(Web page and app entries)
*** Block opens ***

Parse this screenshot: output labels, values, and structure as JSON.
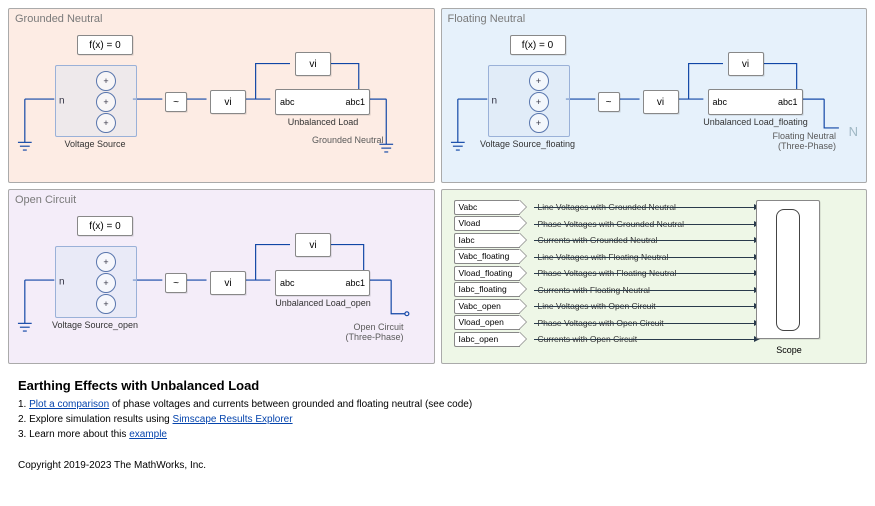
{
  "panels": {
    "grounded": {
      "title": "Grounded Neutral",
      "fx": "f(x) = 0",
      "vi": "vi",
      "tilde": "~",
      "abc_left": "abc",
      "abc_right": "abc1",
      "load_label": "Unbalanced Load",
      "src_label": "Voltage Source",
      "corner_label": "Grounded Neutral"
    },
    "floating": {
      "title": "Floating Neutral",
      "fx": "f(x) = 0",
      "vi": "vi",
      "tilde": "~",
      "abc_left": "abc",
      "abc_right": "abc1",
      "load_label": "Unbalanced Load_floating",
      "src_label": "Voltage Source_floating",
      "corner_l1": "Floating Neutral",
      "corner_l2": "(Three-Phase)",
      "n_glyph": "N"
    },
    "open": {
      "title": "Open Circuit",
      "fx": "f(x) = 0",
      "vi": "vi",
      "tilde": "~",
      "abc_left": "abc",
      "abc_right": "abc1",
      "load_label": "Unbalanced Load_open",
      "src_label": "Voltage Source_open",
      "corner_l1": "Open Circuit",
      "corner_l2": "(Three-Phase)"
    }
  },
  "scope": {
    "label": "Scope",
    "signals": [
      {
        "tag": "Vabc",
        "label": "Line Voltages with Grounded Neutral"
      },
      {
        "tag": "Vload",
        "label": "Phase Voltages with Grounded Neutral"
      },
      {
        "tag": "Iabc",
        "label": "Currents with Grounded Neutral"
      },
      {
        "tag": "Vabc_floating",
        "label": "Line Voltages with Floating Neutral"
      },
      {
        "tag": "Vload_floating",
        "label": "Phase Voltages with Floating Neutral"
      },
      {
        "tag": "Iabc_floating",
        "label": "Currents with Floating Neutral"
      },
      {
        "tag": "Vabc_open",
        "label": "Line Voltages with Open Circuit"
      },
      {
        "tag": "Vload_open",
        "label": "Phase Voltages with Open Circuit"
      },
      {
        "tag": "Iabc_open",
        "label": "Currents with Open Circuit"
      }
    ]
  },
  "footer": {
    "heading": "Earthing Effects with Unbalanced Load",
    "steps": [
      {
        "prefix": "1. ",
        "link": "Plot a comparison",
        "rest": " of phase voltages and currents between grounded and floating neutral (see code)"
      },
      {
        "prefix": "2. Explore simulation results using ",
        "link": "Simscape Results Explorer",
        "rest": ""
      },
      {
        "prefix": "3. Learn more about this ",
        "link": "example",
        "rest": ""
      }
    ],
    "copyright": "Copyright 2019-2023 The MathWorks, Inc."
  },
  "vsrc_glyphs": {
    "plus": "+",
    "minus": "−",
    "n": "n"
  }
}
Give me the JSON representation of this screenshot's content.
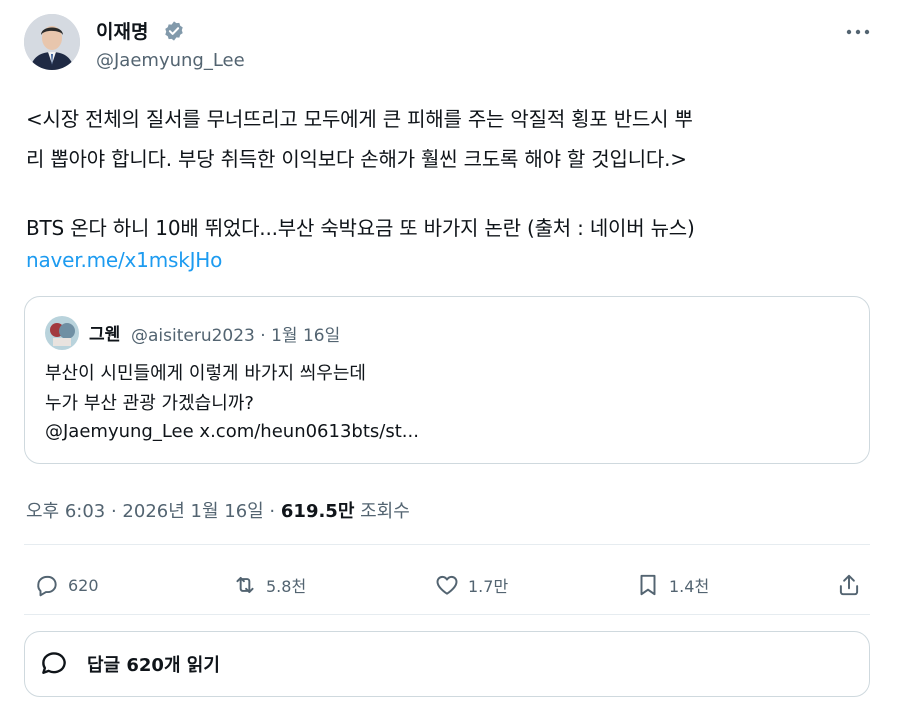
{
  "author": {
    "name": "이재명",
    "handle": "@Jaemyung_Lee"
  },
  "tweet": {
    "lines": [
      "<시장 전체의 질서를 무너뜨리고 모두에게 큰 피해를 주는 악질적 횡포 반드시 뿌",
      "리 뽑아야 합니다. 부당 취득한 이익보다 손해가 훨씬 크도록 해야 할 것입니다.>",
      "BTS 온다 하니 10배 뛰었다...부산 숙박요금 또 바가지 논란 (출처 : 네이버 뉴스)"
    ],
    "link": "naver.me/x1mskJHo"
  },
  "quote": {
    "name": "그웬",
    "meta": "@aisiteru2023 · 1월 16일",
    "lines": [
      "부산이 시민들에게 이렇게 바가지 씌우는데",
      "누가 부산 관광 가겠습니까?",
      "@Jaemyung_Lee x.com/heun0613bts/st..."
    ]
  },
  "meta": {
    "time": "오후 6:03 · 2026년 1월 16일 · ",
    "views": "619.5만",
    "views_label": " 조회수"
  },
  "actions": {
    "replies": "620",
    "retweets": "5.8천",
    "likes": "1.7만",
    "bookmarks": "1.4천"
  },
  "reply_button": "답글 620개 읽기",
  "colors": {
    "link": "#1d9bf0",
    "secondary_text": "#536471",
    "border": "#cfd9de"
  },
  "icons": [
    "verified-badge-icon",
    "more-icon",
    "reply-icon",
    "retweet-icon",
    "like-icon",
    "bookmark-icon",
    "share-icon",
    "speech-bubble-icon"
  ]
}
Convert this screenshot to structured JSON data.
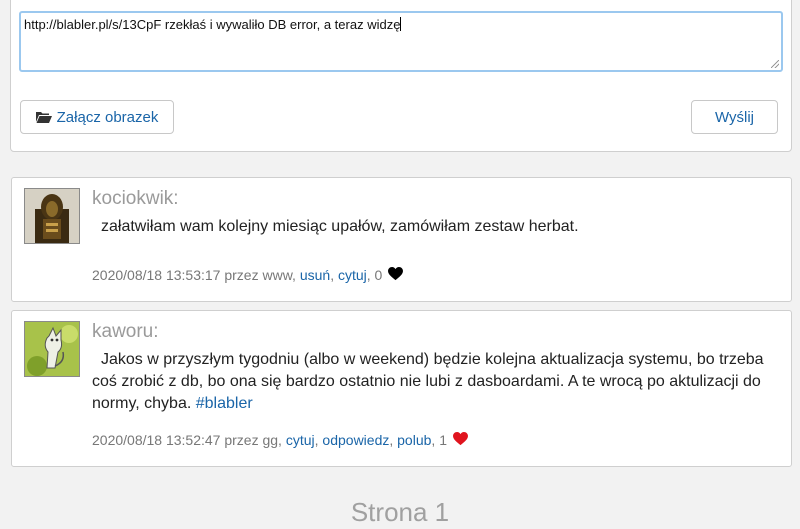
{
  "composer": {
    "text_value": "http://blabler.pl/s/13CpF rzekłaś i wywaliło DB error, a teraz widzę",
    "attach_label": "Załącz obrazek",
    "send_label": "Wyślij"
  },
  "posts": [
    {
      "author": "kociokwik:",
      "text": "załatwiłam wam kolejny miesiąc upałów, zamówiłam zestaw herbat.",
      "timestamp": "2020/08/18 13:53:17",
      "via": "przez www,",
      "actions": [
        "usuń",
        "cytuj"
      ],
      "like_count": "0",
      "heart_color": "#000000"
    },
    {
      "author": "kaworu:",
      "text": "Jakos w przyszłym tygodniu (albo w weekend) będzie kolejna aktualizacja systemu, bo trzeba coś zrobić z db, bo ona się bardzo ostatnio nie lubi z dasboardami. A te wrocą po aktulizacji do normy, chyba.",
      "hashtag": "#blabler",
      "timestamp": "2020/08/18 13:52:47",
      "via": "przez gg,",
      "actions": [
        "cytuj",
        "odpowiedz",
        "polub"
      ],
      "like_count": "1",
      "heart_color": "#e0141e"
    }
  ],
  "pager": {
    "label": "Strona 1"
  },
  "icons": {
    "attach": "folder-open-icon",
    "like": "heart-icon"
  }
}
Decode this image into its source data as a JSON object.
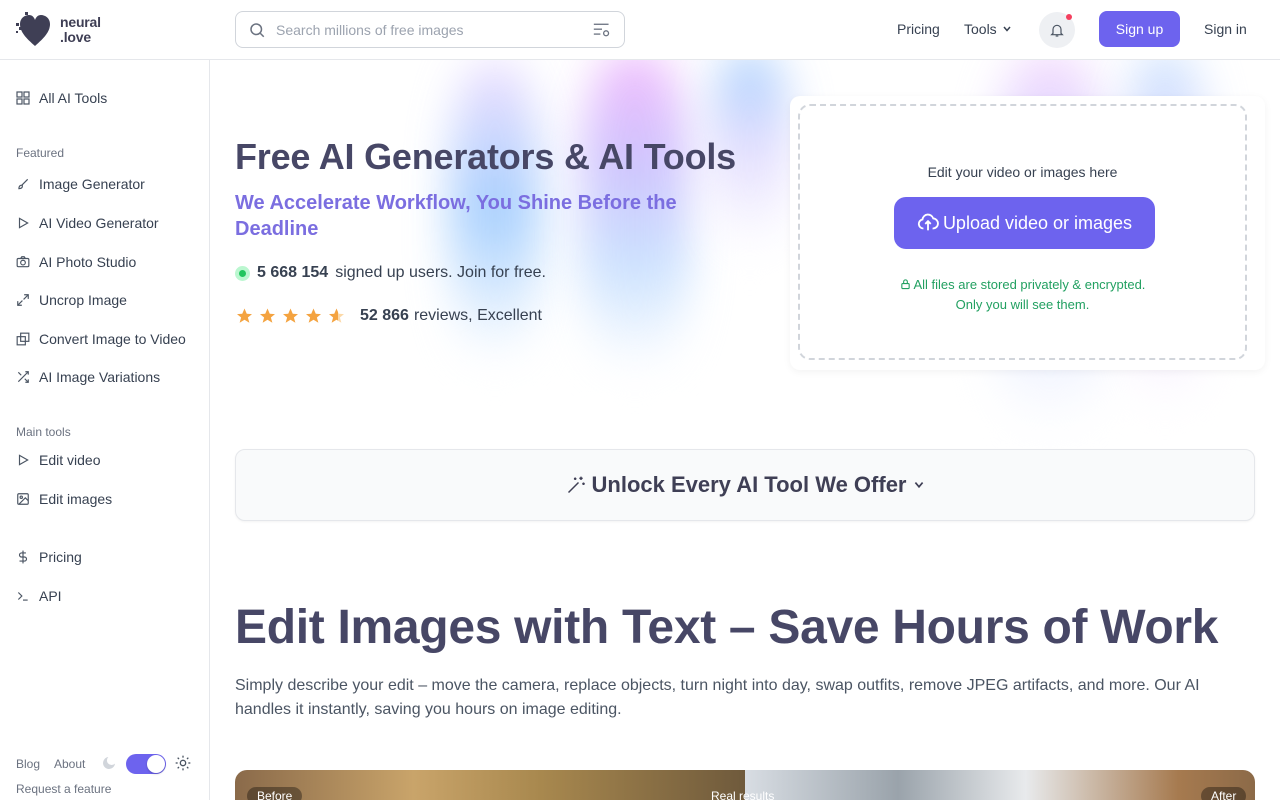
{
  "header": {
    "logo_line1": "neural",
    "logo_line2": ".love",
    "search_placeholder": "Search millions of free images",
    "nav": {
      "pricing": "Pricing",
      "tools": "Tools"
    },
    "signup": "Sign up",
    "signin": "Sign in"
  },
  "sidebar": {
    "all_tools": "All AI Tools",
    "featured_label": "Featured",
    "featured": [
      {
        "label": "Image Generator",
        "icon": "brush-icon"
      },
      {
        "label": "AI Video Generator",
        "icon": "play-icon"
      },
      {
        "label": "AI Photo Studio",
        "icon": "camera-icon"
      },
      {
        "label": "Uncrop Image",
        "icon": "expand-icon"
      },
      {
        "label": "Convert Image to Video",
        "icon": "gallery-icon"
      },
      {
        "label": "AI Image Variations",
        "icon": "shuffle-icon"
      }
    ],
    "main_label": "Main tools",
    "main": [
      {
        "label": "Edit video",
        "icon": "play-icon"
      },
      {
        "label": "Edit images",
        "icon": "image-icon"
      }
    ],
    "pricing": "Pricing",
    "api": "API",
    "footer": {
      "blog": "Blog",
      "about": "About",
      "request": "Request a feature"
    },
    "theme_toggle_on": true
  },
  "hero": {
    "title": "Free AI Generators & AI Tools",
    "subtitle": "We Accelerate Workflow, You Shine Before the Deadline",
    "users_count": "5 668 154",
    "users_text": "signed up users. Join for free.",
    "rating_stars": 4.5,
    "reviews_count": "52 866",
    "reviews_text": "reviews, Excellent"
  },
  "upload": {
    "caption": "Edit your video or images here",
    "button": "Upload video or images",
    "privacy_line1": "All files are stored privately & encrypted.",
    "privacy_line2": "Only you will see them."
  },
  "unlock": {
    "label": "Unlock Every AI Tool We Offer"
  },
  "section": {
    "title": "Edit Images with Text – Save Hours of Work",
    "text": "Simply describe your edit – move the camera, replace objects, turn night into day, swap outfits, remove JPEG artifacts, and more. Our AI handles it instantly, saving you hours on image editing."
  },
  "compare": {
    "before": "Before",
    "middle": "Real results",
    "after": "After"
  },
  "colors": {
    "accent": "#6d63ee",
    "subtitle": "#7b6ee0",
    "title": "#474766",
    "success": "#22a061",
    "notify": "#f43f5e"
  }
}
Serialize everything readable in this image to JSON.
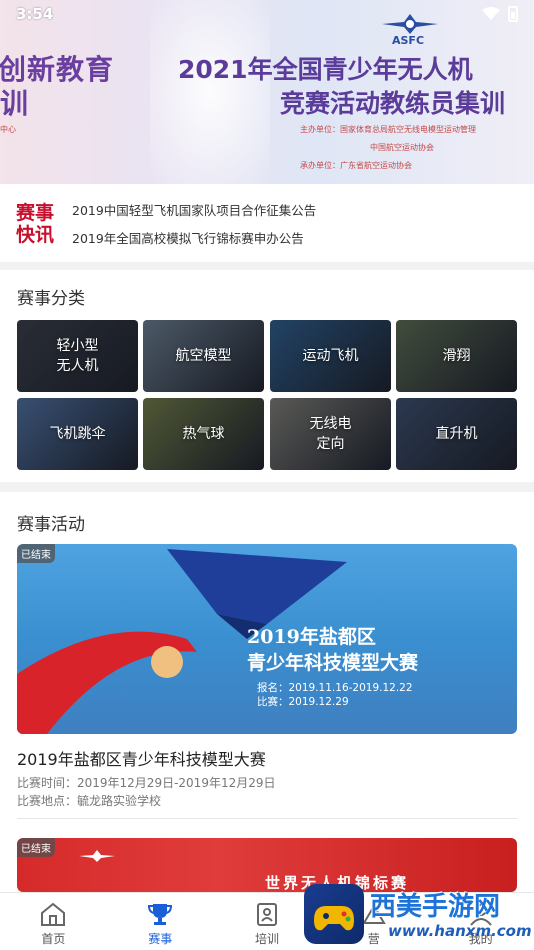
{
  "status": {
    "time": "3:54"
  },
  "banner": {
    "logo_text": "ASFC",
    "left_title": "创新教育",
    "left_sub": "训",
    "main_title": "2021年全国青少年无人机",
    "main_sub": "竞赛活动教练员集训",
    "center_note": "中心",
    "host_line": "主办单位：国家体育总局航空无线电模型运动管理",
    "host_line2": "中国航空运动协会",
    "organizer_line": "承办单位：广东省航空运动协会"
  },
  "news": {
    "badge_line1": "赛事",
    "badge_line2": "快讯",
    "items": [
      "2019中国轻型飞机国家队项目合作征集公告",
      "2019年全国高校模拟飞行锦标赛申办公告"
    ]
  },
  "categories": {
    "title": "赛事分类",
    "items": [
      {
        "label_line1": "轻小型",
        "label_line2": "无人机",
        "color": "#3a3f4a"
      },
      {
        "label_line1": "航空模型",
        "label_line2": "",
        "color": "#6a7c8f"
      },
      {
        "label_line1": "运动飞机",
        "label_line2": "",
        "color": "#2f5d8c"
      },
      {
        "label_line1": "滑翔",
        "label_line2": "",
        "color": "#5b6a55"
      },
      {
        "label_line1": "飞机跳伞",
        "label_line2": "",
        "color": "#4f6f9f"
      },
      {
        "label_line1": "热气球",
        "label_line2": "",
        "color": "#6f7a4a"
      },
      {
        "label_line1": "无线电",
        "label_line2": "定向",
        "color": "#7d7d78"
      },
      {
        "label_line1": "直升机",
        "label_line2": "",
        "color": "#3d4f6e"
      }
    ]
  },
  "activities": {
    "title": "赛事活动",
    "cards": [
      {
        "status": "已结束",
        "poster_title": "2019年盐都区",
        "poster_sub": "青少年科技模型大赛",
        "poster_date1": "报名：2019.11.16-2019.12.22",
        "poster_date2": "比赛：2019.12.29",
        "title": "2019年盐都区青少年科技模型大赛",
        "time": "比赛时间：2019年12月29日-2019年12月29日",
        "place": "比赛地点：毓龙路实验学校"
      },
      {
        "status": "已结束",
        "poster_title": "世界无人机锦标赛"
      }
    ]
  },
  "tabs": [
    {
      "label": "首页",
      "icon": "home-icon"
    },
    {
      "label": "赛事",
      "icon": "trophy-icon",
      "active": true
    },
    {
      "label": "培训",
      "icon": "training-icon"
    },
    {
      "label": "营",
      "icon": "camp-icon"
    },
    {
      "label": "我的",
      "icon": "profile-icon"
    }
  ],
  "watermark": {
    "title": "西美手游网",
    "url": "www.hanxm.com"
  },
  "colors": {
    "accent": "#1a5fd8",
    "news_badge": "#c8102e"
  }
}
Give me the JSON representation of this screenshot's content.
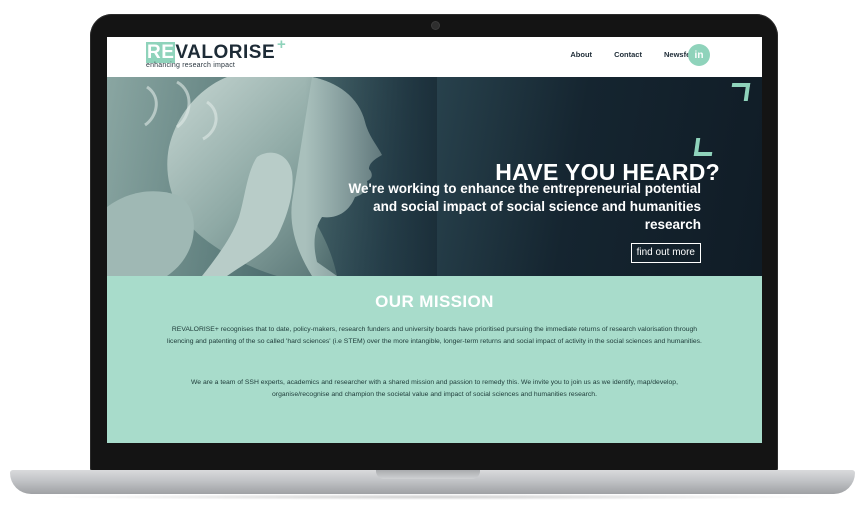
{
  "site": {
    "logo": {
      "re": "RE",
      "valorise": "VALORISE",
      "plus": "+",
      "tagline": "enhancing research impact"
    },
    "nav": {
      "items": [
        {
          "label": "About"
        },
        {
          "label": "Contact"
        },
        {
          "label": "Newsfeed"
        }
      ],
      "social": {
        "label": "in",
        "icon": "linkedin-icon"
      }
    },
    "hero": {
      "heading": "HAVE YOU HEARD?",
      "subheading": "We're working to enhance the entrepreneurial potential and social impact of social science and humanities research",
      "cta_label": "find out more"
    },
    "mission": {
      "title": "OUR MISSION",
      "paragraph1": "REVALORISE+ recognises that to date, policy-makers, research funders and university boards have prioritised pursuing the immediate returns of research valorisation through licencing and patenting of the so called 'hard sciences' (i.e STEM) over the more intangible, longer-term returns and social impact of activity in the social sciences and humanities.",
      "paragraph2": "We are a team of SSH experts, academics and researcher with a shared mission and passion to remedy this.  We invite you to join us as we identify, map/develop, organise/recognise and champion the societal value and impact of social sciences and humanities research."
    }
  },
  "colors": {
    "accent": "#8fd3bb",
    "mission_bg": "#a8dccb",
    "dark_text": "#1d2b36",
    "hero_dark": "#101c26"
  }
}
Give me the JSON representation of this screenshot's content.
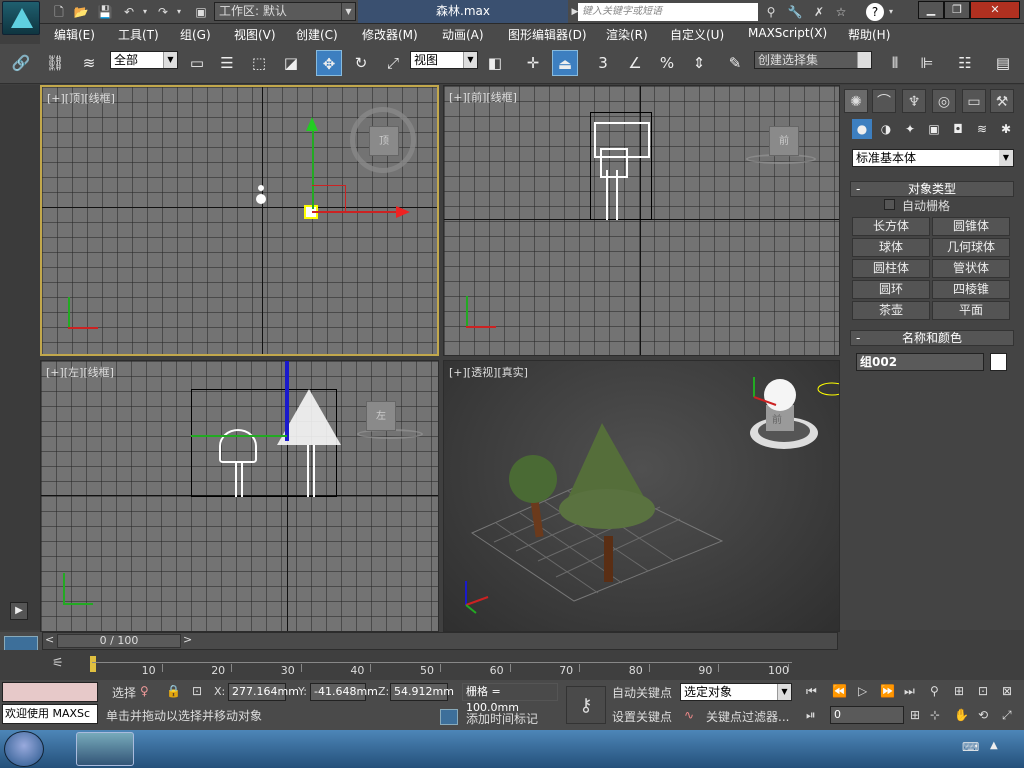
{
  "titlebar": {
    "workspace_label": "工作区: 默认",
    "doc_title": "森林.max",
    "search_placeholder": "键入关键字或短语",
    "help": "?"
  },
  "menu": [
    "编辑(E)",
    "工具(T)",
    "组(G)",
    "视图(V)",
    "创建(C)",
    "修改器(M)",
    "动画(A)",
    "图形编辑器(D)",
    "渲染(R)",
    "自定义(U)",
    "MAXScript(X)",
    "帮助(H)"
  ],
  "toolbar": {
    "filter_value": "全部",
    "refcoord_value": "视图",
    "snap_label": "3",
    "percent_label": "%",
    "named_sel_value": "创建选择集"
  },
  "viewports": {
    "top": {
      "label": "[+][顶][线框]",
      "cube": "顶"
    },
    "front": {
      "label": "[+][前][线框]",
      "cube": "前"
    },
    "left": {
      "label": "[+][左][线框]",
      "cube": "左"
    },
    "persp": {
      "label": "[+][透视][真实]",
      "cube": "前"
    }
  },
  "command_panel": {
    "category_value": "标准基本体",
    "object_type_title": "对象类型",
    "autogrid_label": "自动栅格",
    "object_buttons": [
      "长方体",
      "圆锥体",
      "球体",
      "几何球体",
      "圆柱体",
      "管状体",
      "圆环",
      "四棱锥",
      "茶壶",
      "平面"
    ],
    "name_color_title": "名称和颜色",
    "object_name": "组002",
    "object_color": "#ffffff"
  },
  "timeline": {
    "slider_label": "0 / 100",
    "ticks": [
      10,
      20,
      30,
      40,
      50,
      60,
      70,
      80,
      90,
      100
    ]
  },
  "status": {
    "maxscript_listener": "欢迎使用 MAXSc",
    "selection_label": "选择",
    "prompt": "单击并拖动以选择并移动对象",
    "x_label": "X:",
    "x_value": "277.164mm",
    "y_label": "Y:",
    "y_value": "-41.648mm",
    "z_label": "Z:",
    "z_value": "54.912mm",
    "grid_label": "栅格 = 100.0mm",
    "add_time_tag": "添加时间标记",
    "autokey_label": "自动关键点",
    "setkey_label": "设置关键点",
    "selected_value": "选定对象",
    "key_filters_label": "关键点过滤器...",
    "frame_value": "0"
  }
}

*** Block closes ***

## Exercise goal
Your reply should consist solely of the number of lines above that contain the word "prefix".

## Response below
3